On the banks of the Luidjo, west from the village of Oluwo, the elders marked the trees and signed their agreement.
The Tambiko had immense traditional importance, but resulted in none of the written administrative documents needed to legitimize a future Lomami National Park. There were neither texts nor signatures, only drumming and songs and spit in the sand.
It was through the Tambiko that the Bangengele and the Balanga granted part of their ancestral lands to a protected area. The chiefs gathered, but their calling forth the ancestors could not move the wheels of the provincial administration.
Where was the written agreement?
So, was it possible to maintain the original significance and still arrive at an official document? Would something as black and white as signatures on a statement be too definitive? Would the chiefs refuse?

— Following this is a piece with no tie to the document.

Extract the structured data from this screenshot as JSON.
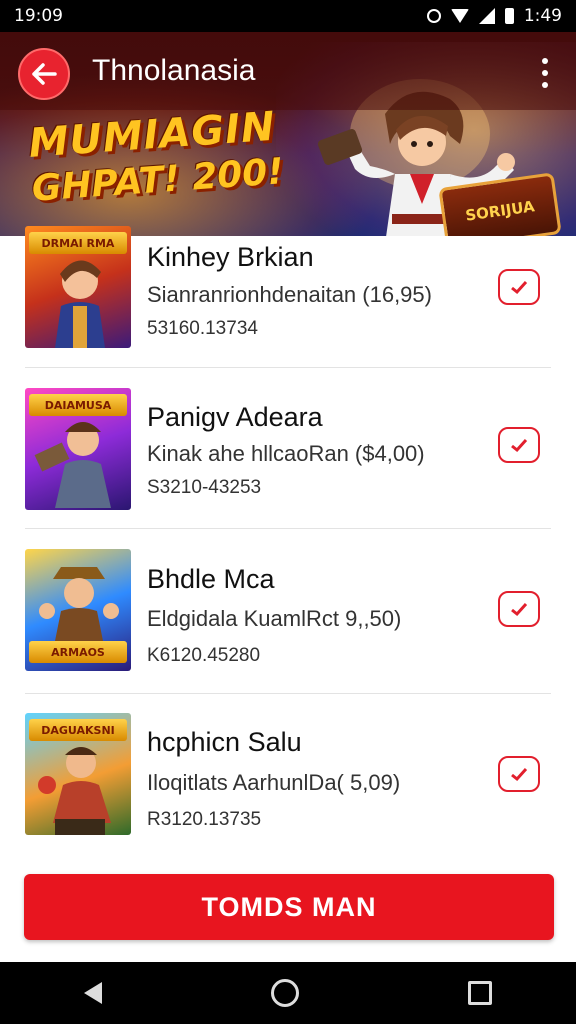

A team set out from Kindu in late July – they would find out. They planned to circumnavigate the southern part of the Reserve, to stop in all the major villages of the Balanga and Bangengele. The goal was to actually mark the reserve limits and to have the chiefs sign their agreement to those limits.
It was a team made up of provincial authorities, ethnic leaders, guards from the conservation agency (ICCN) and, at every stop, the chiefs from all surrounding villages. In all there were eight stops.
What was immediately clear was that as important as the signatures on paper were the signatures on the trees – the first step – carried the great significance. For many years travelers through the forest had left their signs on the trees…and in recent years many trees were riddled with the names of poachers. Now these latter would be replaced with the sign of the park.
Very important for all the authorities to note, however, was the content of the discussion. The land could become park, BUT : What about the paths that crossed to the Lomami River, could they still use them? What about fishing rights within the future park?
The birth of a park in the minds of the people and the changing traditions of a place is not a single series of signatures. It is many village meetings; it is discussion, negotiation, scratches in the bark of trees, song and spit in the sand. In TL2 the process is ongoing.